A data center is a computer system's most important and vulnerable component. At its most basic, it is a physical place that houses a computer network's most critical systems, including backup power supplies, air conditioning, and security applications. We're talking a large amount of data here, stored in a large number of computers.
A typical example of a company that almost certainly has a data center is a bank or other kind of financial institution. A bank's data center will have a mainframe or other kind of computer network, on which customers' account information and other data are stored. A university will also have a similar facility, which includes not only personal information about the university's employees and students, but also information on the university's buildings, construction projects, and physical and intellectual history.
These kinds of data centers contain information that is critical to the continued operation of the bank, university, or other business. Therefore, that data cannot be lost. Security measures surrounding such data centers are usually very strong, as are systems of climate control that keep the center's computer systems from malfunctioning. Data centers will also almost certainly contain backup computers or mirror drives that protect against massive data loss.
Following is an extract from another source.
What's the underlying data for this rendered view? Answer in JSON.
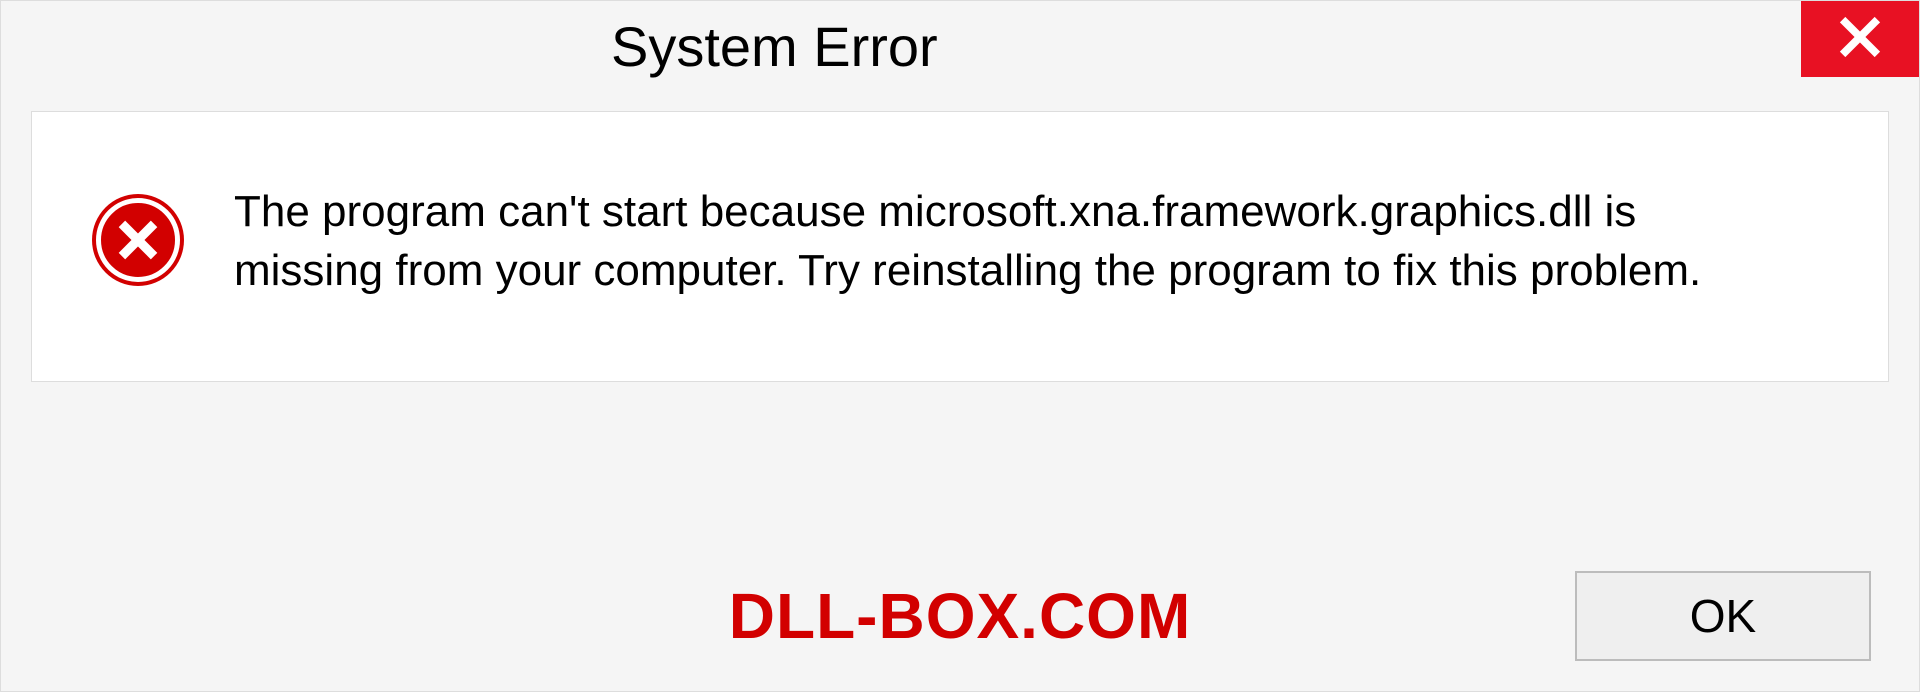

Such backup computers or mirror drives are routinely dependent not only on electronic power but also on battery power, so that they can continue to function in the case of an interruption of electronic power.
Other kinds of data centers can be found in government institutions; companies that have multiple headquarters; and providers of electronic services such as television, mobile phones, and the like. A data center can also be a single computer, storing and accessing one company's or one person's critical data. Smaller centers usually have less complicated forms of data protection.